Week in Review: 5/19/13 – 5/25/13

May 21, 2013

Air Force Research Lab challenges students with real-world warfighter need

The Air Force Research Laboratory (AFRL) has found a winning strategy for solving real world problems facing the warfighter. Each year AFRL poses a clearly defined problem to several universities and service academies, challenging them to compete for a “best solution” based upon certain criteria including system weight, ruggedness, time to employ, effectiveness, cost, and creativity. AFRL wins by collecting the great ideas that emerge from the competitions, while being introduced to some of our country’s finest up-and-coming engineers. University students win by experiencing real-world problem resolution while getting a chance to save the lives of servicemen and women. In addition, they’re able to see how fun it could be to work for AFRL! http://www.wpafb.af.mil/news/story.asp?id=123349385

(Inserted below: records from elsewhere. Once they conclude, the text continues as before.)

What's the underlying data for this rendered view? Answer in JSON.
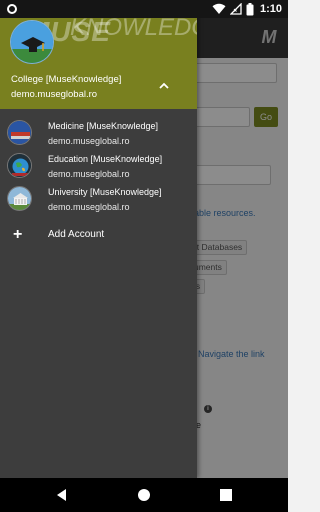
{
  "status_bar": {
    "time": "1:10"
  },
  "app": {
    "logo": "M",
    "go_button": "Go",
    "resources_text": "ilable resources.",
    "chips": [
      "ract Databases",
      "ocuments",
      "esis"
    ],
    "navigate_text": "Navigate the link",
    "e_text": "e",
    "colors": {
      "toolbar": "#3a3a3a",
      "accent": "#7c8a21"
    }
  },
  "drawer": {
    "header": {
      "watermark_line1": "MUSE",
      "watermark_line2": "KNOWLEDGE",
      "name": "College [MuseKnowledge]",
      "email": "demo.museglobal.ro",
      "background": "#79801f"
    },
    "accounts": [
      {
        "name": "Medicine [MuseKnowledge]",
        "email": "demo.museglobal.ro",
        "icon": "medicine-avatar-icon"
      },
      {
        "name": "Education [MuseKnowledge]",
        "email": "demo.museglobal.ro",
        "icon": "education-avatar-icon"
      },
      {
        "name": "University [MuseKnowledge]",
        "email": "demo.museglobal.ro",
        "icon": "university-avatar-icon"
      }
    ],
    "add_account": "Add Account"
  }
}
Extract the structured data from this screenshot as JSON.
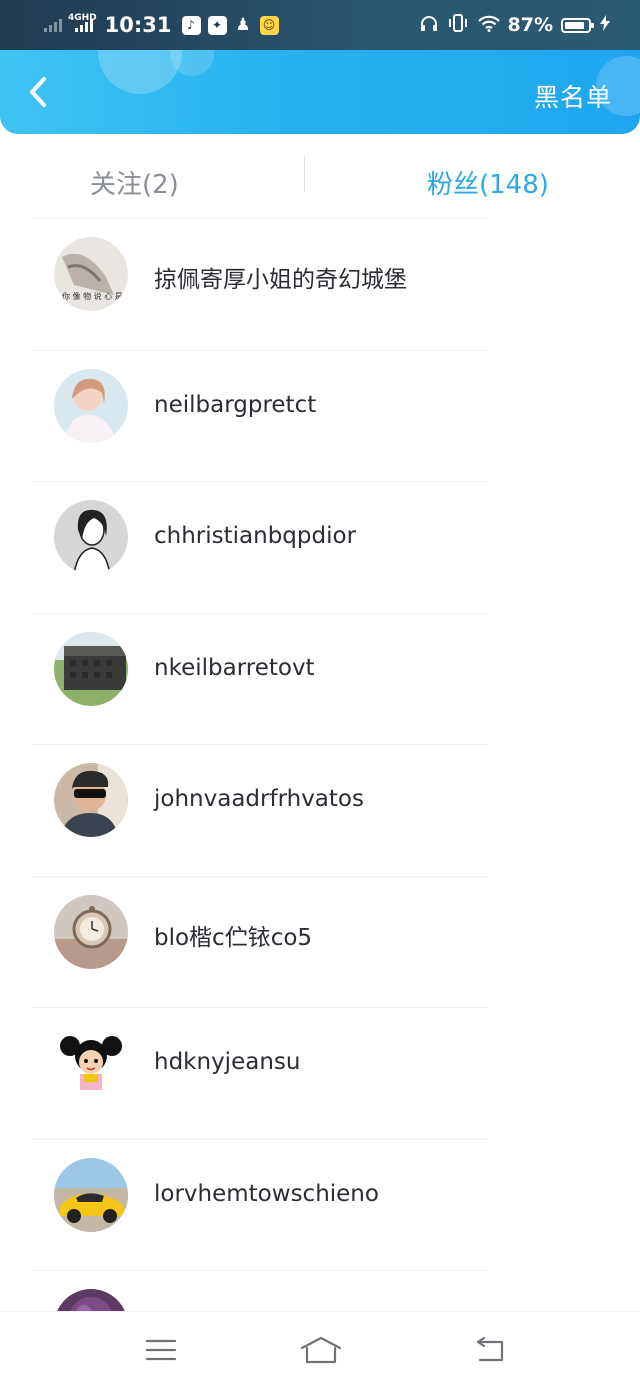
{
  "status_bar": {
    "network": "4GHD",
    "time": "10:31",
    "battery_percent": "87%",
    "battery_level": 0.87,
    "notification_icons": [
      "music-note-icon",
      "game-controller-icon",
      "qq-penguin-icon",
      "chat-app-icon"
    ],
    "system_icons": [
      "headphones-icon",
      "vibrate-icon",
      "wifi-icon",
      "battery-icon",
      "charging-bolt-icon"
    ]
  },
  "header": {
    "back_icon": "chevron-left-icon",
    "blacklist_label": "黑名单"
  },
  "tabs": [
    {
      "label": "关注(2)",
      "active": false
    },
    {
      "label": "粉丝(148)",
      "active": true
    }
  ],
  "colors": {
    "header_start": "#3fc3f2",
    "header_end": "#1fa6ef",
    "active_tab": "#2fa7e4",
    "inactive_tab": "#8a8f96"
  },
  "fans": [
    {
      "name": "掠佩寄厚小姐的奇幻城堡",
      "avatar_icon": "sketch-avatar"
    },
    {
      "name": "neilbargpretct",
      "avatar_icon": "girl-photo-avatar"
    },
    {
      "name": "chhristianbqpdior",
      "avatar_icon": "portrait-drawing-avatar"
    },
    {
      "name": "nkeilbarretovt",
      "avatar_icon": "castle-photo-avatar"
    },
    {
      "name": "johnvaadrfrhvatos",
      "avatar_icon": "man-sunglasses-avatar"
    },
    {
      "name": "blo楷c伫铱co5",
      "avatar_icon": "pocket-watch-avatar"
    },
    {
      "name": "hdknyjeansu",
      "avatar_icon": "cartoon-girl-avatar"
    },
    {
      "name": "lorvhemtowschieno",
      "avatar_icon": "yellow-car-avatar"
    },
    {
      "name": "",
      "avatar_icon": "purple-flower-avatar"
    }
  ],
  "nav_bar": {
    "icons": [
      "menu-icon",
      "home-icon",
      "back-icon"
    ]
  }
}
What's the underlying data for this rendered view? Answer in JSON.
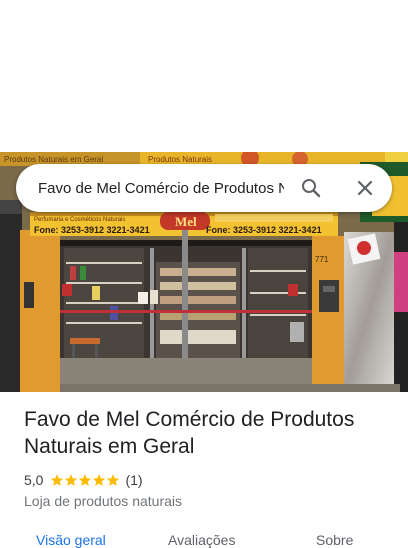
{
  "search": {
    "value": "Favo de Mel Comércio de Produtos Naturais em Geral"
  },
  "photo": {
    "sign_top_text": "Produtos Naturais",
    "sign_left_text": "Perfumaria e Cosméticos Naturais",
    "sign_center_text": "Mel",
    "phone_left": "Fone:  3253-3912  3221-3421",
    "phone_right": "Fone:  3253-3912  3221-3421",
    "sign_top_left_text": "Produtos Naturais em Geral",
    "door_number": "771"
  },
  "place": {
    "title": "Favo de Mel Comércio de Produtos Naturais em Geral",
    "rating": "5,0",
    "stars": 5,
    "reviews": "(1)",
    "category": "Loja de produtos naturais"
  },
  "tabs": [
    {
      "label": "Visão geral",
      "active": true
    },
    {
      "label": "Avaliações",
      "active": false
    },
    {
      "label": "Sobre",
      "active": false
    }
  ],
  "colors": {
    "accent": "#1a73e8",
    "star": "#fbbc04",
    "text": "#202124",
    "secondary": "#70757a"
  }
}
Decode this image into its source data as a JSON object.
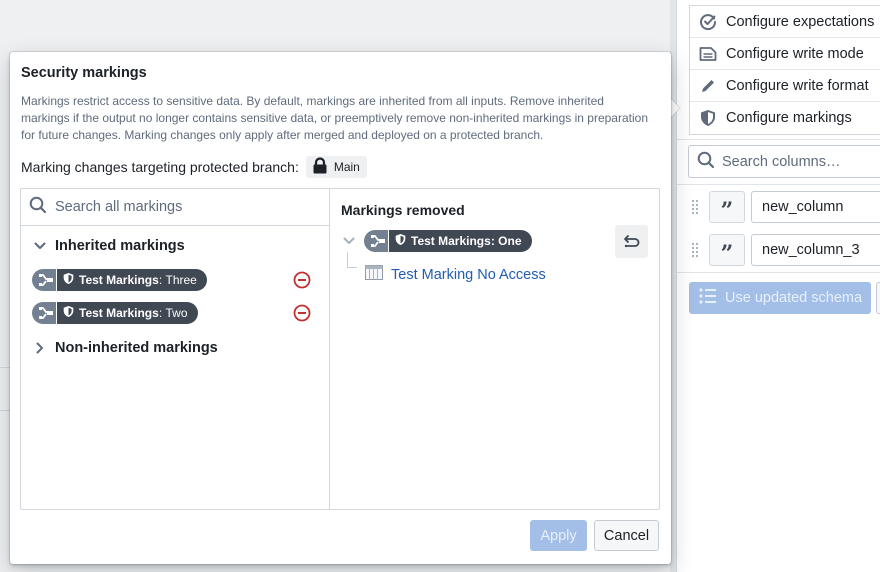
{
  "background": {
    "divider_color": "#d3d8de"
  },
  "right_panel": {
    "menu": [
      {
        "label": "Configure expectations",
        "icon": "circle-check-icon"
      },
      {
        "label": "Configure write mode",
        "icon": "document-icon"
      },
      {
        "label": "Configure write format",
        "icon": "edit-pencil-icon"
      },
      {
        "label": "Configure markings",
        "icon": "shield-icon"
      }
    ],
    "search_columns_placeholder": "Search columns…",
    "columns": [
      {
        "type_icon": "string-quote-icon",
        "name": "new_column"
      },
      {
        "type_icon": "string-quote-icon",
        "name": "new_column_3"
      }
    ],
    "use_updated_schema_label": "Use updated schema"
  },
  "dialog": {
    "title": "Security markings",
    "description": "Markings restrict access to sensitive data. By default, markings are inherited from all inputs. Remove inherited markings if the output no longer contains sensitive data, or preemptively remove non-inherited markings in preparation for future changes. Marking changes only apply after merged and deployed on a protected branch.",
    "branch_label": "Marking changes targeting protected branch:",
    "branch_name": "Main",
    "search_placeholder": "Search all markings",
    "inherited": {
      "label": "Inherited markings",
      "expanded": true,
      "items": [
        {
          "category": "Test Markings",
          "name": "Three"
        },
        {
          "category": "Test Markings",
          "name": "Two"
        }
      ]
    },
    "non_inherited": {
      "label": "Non-inherited markings",
      "expanded": false
    },
    "removed": {
      "title": "Markings removed",
      "items": [
        {
          "category": "Test Markings",
          "name": "One",
          "children": [
            {
              "label": "Test Marking No Access"
            }
          ]
        }
      ]
    },
    "apply_label": "Apply",
    "cancel_label": "Cancel"
  },
  "colors": {
    "primary_disabled": "#a3bfe8",
    "danger": "#c23030",
    "link": "#215db0",
    "tag_dark": "#404854",
    "tag_light": "#738091"
  }
}
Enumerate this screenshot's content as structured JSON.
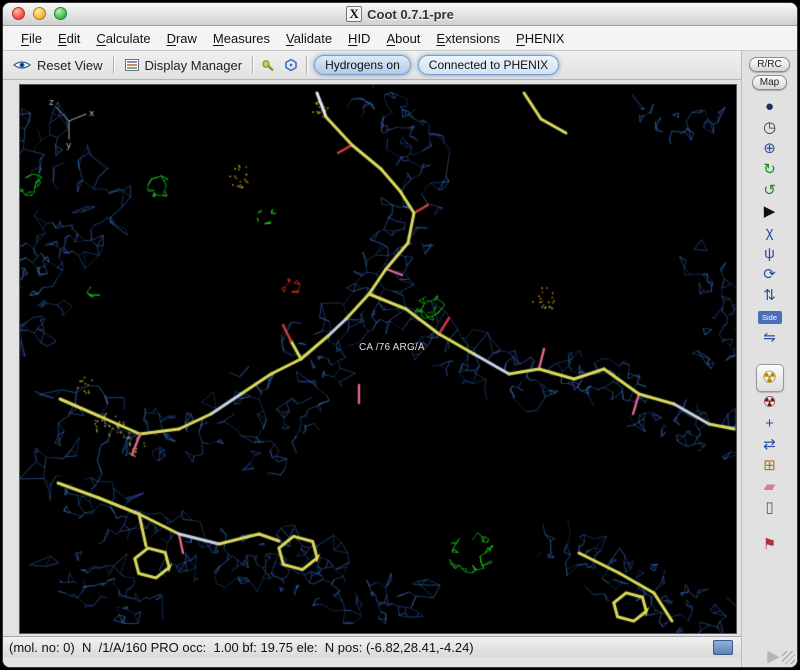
{
  "window": {
    "title": "Coot 0.7.1-pre",
    "icon_glyph": "X"
  },
  "menubar": {
    "items": [
      "File",
      "Edit",
      "Calculate",
      "Draw",
      "Measures",
      "Validate",
      "HID",
      "About",
      "Extensions",
      "PHENIX"
    ]
  },
  "toolbar": {
    "reset_view": "Reset View",
    "display_manager": "Display Manager",
    "hydrogens_button": "Hydrogens on",
    "phenix_button": "Connected to PHENIX"
  },
  "right_panel": {
    "rrc_button": "R/RC",
    "map_button": "Map",
    "console_glyph": "▶",
    "icons": [
      {
        "name": "globe-icon",
        "glyph": "●",
        "color": "#1c2f66"
      },
      {
        "name": "clock-icon",
        "glyph": "◷",
        "color": "#3a3a3a"
      },
      {
        "name": "center-atom-icon",
        "glyph": "⊕",
        "color": "#2a4ea0"
      },
      {
        "name": "rotate-zone-icon",
        "glyph": "↻",
        "color": "#159015"
      },
      {
        "name": "torsion-icon",
        "glyph": "↺",
        "color": "#159015"
      },
      {
        "name": "play-icon",
        "glyph": "▶",
        "color": "#101010"
      },
      {
        "name": "chi-angles-icon",
        "glyph": "χ",
        "color": "#2a4ea0"
      },
      {
        "name": "phi-psi-icon",
        "glyph": "ψ",
        "color": "#2a4ea0"
      },
      {
        "name": "rotamer-icon",
        "glyph": "⟳",
        "color": "#2a4ea0"
      },
      {
        "name": "flip-peptide-icon",
        "glyph": "⇅",
        "color": "#2a4ea0"
      },
      {
        "name": "side-chain-icon",
        "label": "Side",
        "color": "#4a6fb8"
      },
      {
        "name": "jed-flip-icon",
        "glyph": "⇋",
        "color": "#2a4ea0"
      },
      {
        "name": "real-space-refine-icon",
        "glyph": "☢",
        "color": "#b08c00",
        "highlight": true,
        "gap_before": true
      },
      {
        "name": "regularize-zone-icon",
        "glyph": "☢",
        "color": "#7a1010"
      },
      {
        "name": "rigid-body-icon",
        "glyph": "+",
        "color": "#2a4ea0"
      },
      {
        "name": "rotate-translate-icon",
        "glyph": "⇄",
        "color": "#2a4ea0"
      },
      {
        "name": "add-terminal-residue-icon",
        "glyph": "⊞",
        "color": "#a87800"
      },
      {
        "name": "eraser-icon",
        "glyph": "▰",
        "color": "#d878a8"
      },
      {
        "name": "trash-icon",
        "glyph": "▯",
        "color": "#555555"
      },
      {
        "name": "flag-icon",
        "glyph": "⚑",
        "color": "#b03040",
        "gap_before": true
      }
    ]
  },
  "statusbar": {
    "text": "(mol. no: 0)  N  /1/A/160 PRO occ:  1.00 bf: 19.75 ele:  N pos: (-6.82,28.41,-4.24)"
  },
  "canvas": {
    "atom_label": "CA /76 ARG/A",
    "axis_labels": {
      "x": "x",
      "y": "y",
      "z": "z"
    }
  },
  "colors": {
    "background": "#000000",
    "mesh_blue": "#2d6fe0",
    "model_yellow": "#d9d95c",
    "carbon_light": "#c8d2e2",
    "oxygen_red": "#d23b3b",
    "pink": "#e06890",
    "diff_positive_green": "#17c51c",
    "diff_negative_red": "#d03020",
    "dots_yellow": "#c8a828"
  }
}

May 25, 2013

Shape-shifting Nanoparticles Flip from Sphere to Net in Response to Tumor Signal

Scientists at the University of California, San Diego, have designed tiny spherical particles to float easily through the bloodstream after injection, then assemble into a durable scaffold within the diseased tissue. An enzyme produced by a specific type of tumor can trigger the transformation of the spheres into netlike structures that accumulate at the site of a cancer, the team reports in the Journal Advanced Materials this week. http://ucsdnews.ucsd.edu/pressrelease/shape_shifting_nanoparticles_flip_from_sphere_to_net_in_response_to_tu